We got a kitten for our youngest daughter. To start with, Cersei stayed inside while she got used to her new home. But it wasn’t long before it was time for her to venture outside – so we started to look at the options for a cat flap.My search for a cat flap gave me some thoughts on issues to consider when you’re looking for a cat flap or doggie door: cost and choice, complexity and damage and security.
Cost and choice
Most of my research was online and the best site I’ve come across in terms of range of options and price to suit both dogs and cats is Petsystems. Their prices seem to range from about R159 to over R2,000 for the more sophisticated doors. That said, you still need to install the door, which, looking at some of the installation instructions, seemed overly complicated and beyond my DIY ability. The biggest problem was the tools I’d need to buy and the accurate hole I would need to cut. So I figured I’d need a handyman to come over at a cost of about R200 to R300 per hour. Then the last bit of research was the cost of closing the hole if we ever needed to vacate our property. Most dog or cat door sellers offer a solution with a “blank” that can be fitted over the hole. The cost of the blank is about R100 and I could do this myself. Best-case scenario is around R459 all in; worst case just under R3,000, plus the inconvenience of having to set up and attend the pet access installation.
Complexity and damage
Notwithstanding that a cat door was beyond my DIY ability, we’d need to teach Cersei to use it. And I wasn’t sure how easy this would be as I’ve had some cat herding experience and have got the scars to prove it!
Then I’d need to choose the right size and I wasn’t sure how big she would grow. Then there was the additional issue of keeping it clean, especially if there were to be some electrical components.
And which door would I fit it to anyway? The glass patio door, the kitchen door (which was also glass), maybe the wooden side door into the garage? But then she’d have to run the gauntlet of the dogs. And anyway, we didn’t really want her in the kitchen climbing on the counters and eating our lunch!
Our final thoughts were about security, and this had two parts to it. The first consideration was letting workmen into our home. A study by Professor Rudolph Zinn among incarcerated criminals found that 75% of break-ins are based on inside information, usually gleaned from domestic employees or workmen. So we weren’t keen on that. See this article about house burglary in South Africa.

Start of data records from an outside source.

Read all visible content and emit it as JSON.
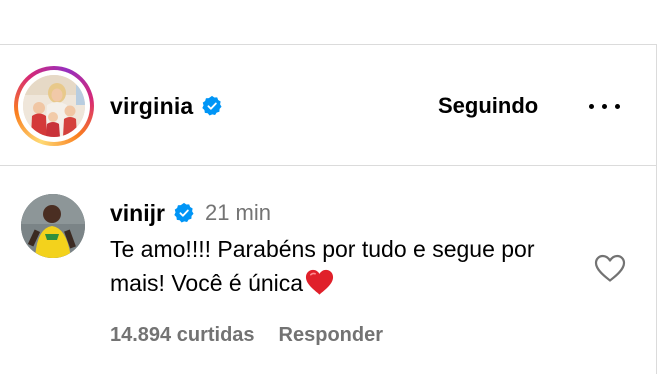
{
  "colors": {
    "divider": "#dbdbdb",
    "muted_text": "#737373",
    "verified_blue": "#0095f6",
    "heart_red": "#e0202a"
  },
  "post": {
    "owner": {
      "username": "virginia",
      "verified": true,
      "avatar_icon": "profile-photo",
      "story_ring": true
    },
    "follow_label": "Seguindo",
    "more_icon": "more-options-icon"
  },
  "comment": {
    "username": "vinijr",
    "verified": true,
    "time": "21 min",
    "text": "Te amo!!!! Parabéns por tudo e segue por mais! Você é única",
    "emoji": "red-heart",
    "likes": "14.894 curtidas",
    "reply_label": "Responder",
    "like_icon": "heart-outline-icon"
  }
}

The other issue was access to keys with a door installation. A break in can happen without much (or any for that matter) noise using a doggy door to get your house keys.
The alternative to a cat flap or doggy door
My relationship with Lock Latch started when our eldest daughter Katie heard inventor Anthony Bairos talking on the radio about his new invention called Lock Latch. Kate suggested we consider Lock Latch instead of a cat flap. I checked out the website, phoned Ant and ordered my latch. When it arrived it took less than 15 minutes to install and Cersei used it straight away.
I installed a Lock Latch as it ticked all the boxes after some pretty extensive research. So if you’ll excuse my partisan opinion, here’s why I think Lock Latch is a better alternative to a cat flap or doggy door:
- It’s less expensive.
- It’s easy to install and you can do it yourself.
- It has a lifetime guarantee.
- It’s adjustable to fit most pet sizes.
- Fits any door or window whatever it’s made of and whichever way it opens.
- The installation causes little damage.
- It’s a layer of security that also allows you to keep windows and doors open but locked, to let the fresh air in.
- Dogs and cats are used to using an open window or door so little or no training or luck is required.